How Long Cocaine and Alcohol Stay in the System
The time that cocaine remains in the system can depend on the amount of the drug that people take. Cocaine can appear in urine tests up to three days after taking it, but for a heavy user, the test may be positive for as long as two weeks.
Cocaine can appear in a blood or saliva test for up to two days and show in a hair test for months or even years after the initial use. Alcohol slows the elimination process, so it may take longer than this for cocaine to leave the body when a person takes it alongside alcohol.
Following consumption, alcohol can be detected for up to six hours in a blood test, 24 hours in a urine or saliva test, and 90 days in a hair test.

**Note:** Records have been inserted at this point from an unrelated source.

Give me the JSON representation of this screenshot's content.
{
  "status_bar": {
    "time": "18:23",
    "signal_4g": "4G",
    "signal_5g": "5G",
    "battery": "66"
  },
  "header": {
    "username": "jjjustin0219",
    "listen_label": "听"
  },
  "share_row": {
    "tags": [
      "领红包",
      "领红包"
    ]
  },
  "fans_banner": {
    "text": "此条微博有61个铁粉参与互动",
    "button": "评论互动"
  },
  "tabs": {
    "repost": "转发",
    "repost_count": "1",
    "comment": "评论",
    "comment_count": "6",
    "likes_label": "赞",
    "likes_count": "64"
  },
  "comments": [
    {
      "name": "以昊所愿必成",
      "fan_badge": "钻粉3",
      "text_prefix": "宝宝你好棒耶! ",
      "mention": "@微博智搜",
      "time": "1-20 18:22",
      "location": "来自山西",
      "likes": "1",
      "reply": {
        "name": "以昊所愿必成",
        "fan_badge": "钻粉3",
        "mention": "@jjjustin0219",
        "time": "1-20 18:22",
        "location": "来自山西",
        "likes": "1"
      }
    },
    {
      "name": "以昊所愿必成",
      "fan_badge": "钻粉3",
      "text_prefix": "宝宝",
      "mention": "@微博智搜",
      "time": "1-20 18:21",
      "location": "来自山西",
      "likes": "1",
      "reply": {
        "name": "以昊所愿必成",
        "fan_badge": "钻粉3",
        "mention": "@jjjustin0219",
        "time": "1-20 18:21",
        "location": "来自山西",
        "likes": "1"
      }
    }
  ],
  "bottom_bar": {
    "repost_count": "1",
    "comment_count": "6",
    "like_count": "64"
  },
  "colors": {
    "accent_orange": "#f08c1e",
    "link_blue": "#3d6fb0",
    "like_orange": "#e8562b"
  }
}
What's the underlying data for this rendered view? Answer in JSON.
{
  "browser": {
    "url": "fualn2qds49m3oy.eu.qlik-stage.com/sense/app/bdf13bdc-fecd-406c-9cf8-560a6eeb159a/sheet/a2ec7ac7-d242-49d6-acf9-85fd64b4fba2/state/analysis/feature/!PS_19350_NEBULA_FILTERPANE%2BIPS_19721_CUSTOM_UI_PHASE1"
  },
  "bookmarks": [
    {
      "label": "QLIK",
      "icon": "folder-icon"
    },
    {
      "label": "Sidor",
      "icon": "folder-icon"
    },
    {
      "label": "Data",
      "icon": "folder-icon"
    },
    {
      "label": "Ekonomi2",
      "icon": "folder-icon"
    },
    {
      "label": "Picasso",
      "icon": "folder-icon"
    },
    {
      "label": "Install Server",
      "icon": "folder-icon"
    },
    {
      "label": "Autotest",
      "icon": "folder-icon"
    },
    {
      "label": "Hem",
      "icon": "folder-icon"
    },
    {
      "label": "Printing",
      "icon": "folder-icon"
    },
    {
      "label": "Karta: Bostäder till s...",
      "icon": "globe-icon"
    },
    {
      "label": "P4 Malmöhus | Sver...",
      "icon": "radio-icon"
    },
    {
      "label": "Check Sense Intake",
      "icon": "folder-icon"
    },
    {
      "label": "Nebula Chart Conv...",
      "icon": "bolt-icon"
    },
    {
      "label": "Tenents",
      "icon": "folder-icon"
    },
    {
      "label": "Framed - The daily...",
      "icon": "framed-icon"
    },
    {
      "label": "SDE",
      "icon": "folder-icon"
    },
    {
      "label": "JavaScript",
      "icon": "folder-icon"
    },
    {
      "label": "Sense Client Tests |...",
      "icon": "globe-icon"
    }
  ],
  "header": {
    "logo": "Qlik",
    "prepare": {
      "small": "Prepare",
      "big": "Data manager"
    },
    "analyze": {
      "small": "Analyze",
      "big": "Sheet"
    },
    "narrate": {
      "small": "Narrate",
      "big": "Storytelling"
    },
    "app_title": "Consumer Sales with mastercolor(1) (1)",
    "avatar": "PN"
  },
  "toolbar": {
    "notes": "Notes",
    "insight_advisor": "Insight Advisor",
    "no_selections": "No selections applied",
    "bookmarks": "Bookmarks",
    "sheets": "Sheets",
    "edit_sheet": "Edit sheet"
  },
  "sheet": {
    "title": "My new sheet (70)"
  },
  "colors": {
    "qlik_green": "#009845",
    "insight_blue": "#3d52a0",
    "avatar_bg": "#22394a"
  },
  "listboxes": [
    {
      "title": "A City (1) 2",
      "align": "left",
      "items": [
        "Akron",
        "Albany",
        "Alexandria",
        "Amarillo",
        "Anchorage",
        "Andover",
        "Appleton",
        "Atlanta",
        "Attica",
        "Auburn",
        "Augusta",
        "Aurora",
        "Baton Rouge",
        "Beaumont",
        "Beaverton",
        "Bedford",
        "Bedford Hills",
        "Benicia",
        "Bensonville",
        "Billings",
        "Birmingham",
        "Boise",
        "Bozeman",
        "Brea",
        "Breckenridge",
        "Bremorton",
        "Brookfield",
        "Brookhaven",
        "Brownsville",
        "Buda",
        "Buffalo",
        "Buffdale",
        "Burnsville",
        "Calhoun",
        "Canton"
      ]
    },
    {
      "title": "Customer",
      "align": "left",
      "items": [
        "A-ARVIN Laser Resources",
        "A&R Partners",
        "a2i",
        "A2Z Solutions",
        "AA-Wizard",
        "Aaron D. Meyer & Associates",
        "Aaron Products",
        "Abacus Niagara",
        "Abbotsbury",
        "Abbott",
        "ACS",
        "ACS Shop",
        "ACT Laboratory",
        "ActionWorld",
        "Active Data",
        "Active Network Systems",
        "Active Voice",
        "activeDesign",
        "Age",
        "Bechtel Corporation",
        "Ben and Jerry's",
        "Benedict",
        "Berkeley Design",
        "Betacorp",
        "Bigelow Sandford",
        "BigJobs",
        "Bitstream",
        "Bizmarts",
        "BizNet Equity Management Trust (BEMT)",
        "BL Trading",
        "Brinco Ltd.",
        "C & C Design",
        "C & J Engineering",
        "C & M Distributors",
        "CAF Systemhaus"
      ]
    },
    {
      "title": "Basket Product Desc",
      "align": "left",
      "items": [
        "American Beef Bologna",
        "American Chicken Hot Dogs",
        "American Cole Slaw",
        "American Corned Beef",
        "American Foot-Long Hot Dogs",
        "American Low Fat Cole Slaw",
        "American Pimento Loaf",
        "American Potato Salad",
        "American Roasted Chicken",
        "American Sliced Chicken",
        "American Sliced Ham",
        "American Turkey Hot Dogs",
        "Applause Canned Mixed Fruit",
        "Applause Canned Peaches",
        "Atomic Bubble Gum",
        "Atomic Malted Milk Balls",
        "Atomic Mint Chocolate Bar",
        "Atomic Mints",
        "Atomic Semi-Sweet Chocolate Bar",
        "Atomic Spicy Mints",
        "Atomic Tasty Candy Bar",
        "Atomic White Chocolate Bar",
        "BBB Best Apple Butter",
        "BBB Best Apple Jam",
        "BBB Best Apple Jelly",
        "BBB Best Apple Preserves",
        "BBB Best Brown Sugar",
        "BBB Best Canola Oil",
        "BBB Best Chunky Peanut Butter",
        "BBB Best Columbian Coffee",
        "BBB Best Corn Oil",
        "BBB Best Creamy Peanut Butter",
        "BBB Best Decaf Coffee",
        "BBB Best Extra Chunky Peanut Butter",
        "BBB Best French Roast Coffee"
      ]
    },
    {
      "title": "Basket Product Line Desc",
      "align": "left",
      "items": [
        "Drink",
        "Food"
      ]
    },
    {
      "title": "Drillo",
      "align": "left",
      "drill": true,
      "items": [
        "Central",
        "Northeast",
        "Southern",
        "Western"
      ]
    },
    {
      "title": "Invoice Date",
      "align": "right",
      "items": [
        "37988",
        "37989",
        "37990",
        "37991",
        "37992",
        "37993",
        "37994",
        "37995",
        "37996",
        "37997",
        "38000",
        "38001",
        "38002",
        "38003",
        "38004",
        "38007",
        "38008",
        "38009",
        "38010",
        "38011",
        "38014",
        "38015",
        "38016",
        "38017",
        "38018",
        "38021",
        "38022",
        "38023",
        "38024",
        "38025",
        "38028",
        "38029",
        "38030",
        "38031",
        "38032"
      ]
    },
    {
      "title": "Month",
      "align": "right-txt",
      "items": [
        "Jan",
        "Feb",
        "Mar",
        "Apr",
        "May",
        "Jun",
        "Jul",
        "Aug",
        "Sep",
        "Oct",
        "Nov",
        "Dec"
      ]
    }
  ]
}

As part of addiction treatment, you may be tested to determine the amount of cocaine and alcohol in your system. This will help your treatment team create a plan for helping you safely withdraw from both substances.
Anyone experiencing an overdose of cocaine and alcohol will need immediate medical care. Treatment for an overdose may include:
- Stomach pumping
- Help with breathing
- Restoring normal body temperature
- Treating complications, such as organ damage
- Intravenous fluids to prevent dehydration
Treatment for cocaine and alcohol addiction may involve a medical detox. This process, which takes place under medical supervision, eliminates cocaine and alcohol from the body.
Healthcare professionals will monitor the person around the clock to reduce the risk of severe withdrawal symptoms and help them stay as comfortable as possible. Medical staff can also deal with any underlying physical or mental health conditions that arise.
Medical detox should be followed with treatment for addiction, which helps the individual explore and resolve the issues underlying the substance abuse. Through therapy and other methods, the person can learn new behaviours and coping strategies to help them with long-term abstinence.
Combining cocaine and alcohol can cause serious long-term mental and physical health complications. In many cases, an overdose of either or both can be fatal. The time to get help is right now, before it is too late.
At Thousand Islands Rehab Centre, we will provide you with a safe environment for recovery and the opportunity to develop new ways to cope with the stresses of life. By the time you leave, you will no longer rely on alcohol and cocaine to help you cope.
Contact us today to begin your journey of healing.